A Vogue cover girl often became an “it” girl — in demand in work and play — and 22-year-old Johnson took her Vogue ticket right to the party. Oh, the mid-’70s! It was an age of effervescent style. People danced the night away in slinky dresses and glamorous jumpsuits, disco balls whirred, celebrities flocked to Studio 54. Bell-bottom pants and platform shoes were in; hippie style infused with African, Indian and Rastafarian touches lived alongside the disco looks. An adorable band of brothers, called The Jackson 5, were a sensation and still had the same noses they were born with. Barriers were falling; The Flip Wilson Show was the second-most watched TV program nationwide.
But the frothiness was tinged with fierceness from the ’60s. It found expression in passionate Afrocentric pride and angry demonstrations demanding racial and sexual equality. Enigmatic Shirley Chisholm, for instance, was running for office, the first African-American to do so for a major party. And Angela Davis, once on the FBI’s most wanted list, had been cleared of all charges. It was a time of profound change.
Johnson’s cover, like so many other strides made for equality during the period, may never have happened without Americans’ nationwide civil activism.
Johnson was working regularly — she would become one of the era’s highest-paid models — when she was called to a shoot with photographer Francesco Scavullo for Vogue’s pages. The magazine itself was undergoing enormous shifts fueled in part by women’s mass move into the workplace — and a need for clothes that reflected this. The queen-like, eccentric Diana Vreeland, editor-in-chief, had been replaced by Grace Mirabella, a humble woman who seemed to embrace the social democratization afoot and talked of taking the train home to New Jersey after a long day at work.
Yet the 5-foot-9-inch Johnson had no idea she would be on the cover. In those days, shoots or “sittings” were ordered, and a model rarely knew if it might make a cover — heck, often the editors didn’t know themselves until they saw the results. (Contrast that with today, where celebrities won’t show up if they aren’t guaranteed a cover.)
But when pragmatic Mirabella, surely aware of the calls for inclusiveness and a need to modernize the esteemed Condé Nast title, made her choice of Johnson, she was obviously aware of some important precedents. Johnson had already graced sister publication Glamour’s cover at least twice. And three years before Johnson peered out from Vogue wearing a blue turtleneck and rust-colored scarf, model Darine Stern had appeared on Playboy in a beautiful Afro and not much else. In the ’60s, legendary Naomi Sims had gotten the cover of Life magazine, and an illustration of African-American model Donyale Luna (born Peggy Freeman) had appeared on the cover of Harper’s Bazaar, Vogue’s archrival.
Which means Vogue was overdue for Johnson.
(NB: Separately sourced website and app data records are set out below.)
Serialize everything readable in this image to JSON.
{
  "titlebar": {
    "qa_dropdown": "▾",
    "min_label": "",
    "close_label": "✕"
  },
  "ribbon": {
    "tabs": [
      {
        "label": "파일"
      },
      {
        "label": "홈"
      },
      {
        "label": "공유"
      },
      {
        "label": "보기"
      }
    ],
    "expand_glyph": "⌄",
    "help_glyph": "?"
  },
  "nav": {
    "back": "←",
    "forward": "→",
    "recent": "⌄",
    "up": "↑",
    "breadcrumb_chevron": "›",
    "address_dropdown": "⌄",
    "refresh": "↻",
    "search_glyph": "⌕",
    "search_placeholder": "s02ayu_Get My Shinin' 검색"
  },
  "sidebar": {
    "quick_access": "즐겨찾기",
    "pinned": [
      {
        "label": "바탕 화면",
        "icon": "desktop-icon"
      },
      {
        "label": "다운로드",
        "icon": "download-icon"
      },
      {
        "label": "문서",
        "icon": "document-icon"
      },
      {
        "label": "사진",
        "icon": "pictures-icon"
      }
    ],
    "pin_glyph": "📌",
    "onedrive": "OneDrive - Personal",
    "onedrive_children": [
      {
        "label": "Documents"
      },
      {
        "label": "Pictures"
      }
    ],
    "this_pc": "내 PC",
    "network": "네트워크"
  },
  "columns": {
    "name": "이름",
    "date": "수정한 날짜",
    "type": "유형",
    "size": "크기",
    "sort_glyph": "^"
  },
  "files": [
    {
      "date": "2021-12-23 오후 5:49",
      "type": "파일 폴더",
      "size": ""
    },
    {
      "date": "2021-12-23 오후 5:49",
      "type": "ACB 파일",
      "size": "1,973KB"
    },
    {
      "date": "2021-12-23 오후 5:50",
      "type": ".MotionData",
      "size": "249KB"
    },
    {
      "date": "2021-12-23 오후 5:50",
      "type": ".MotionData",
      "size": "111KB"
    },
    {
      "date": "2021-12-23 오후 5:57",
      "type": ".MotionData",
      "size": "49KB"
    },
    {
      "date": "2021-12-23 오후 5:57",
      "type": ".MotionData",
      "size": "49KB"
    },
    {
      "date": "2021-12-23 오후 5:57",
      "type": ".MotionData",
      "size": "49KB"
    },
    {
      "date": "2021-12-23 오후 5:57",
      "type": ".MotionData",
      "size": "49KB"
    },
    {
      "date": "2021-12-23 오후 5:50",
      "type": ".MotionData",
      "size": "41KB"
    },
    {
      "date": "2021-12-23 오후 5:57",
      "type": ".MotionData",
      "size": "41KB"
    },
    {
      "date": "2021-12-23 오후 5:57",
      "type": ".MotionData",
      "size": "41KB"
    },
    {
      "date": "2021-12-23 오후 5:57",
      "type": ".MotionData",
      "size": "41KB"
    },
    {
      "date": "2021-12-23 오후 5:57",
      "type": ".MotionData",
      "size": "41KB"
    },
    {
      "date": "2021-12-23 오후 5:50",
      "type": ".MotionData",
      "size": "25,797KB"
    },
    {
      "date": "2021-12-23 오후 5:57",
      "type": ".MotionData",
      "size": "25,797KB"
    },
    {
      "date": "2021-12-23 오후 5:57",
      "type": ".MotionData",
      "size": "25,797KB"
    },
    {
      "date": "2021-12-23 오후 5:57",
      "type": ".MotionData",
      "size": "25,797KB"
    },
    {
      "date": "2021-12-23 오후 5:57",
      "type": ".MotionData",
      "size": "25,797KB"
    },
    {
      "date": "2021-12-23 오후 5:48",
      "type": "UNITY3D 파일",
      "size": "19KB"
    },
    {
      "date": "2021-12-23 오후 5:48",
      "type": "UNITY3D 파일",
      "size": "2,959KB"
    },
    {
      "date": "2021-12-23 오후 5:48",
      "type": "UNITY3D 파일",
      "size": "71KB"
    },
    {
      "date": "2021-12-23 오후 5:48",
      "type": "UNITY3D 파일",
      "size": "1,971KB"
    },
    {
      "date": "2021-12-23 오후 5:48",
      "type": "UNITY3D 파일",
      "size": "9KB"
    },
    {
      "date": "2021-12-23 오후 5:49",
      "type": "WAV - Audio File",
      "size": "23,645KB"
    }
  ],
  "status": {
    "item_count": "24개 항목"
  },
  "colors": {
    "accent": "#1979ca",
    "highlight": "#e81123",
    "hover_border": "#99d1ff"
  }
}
It was, nonetheless, a bold stroke. Much like the recent controversial Kimye cover, it reflected the tenor of the times, but unlike that imagery, it was to be a cover that would have lasting significance. “It was,” Johnson recalled this week, “like being the Jackie Robinson of modeling.”
This OZY encore was originally published May 20, 2014.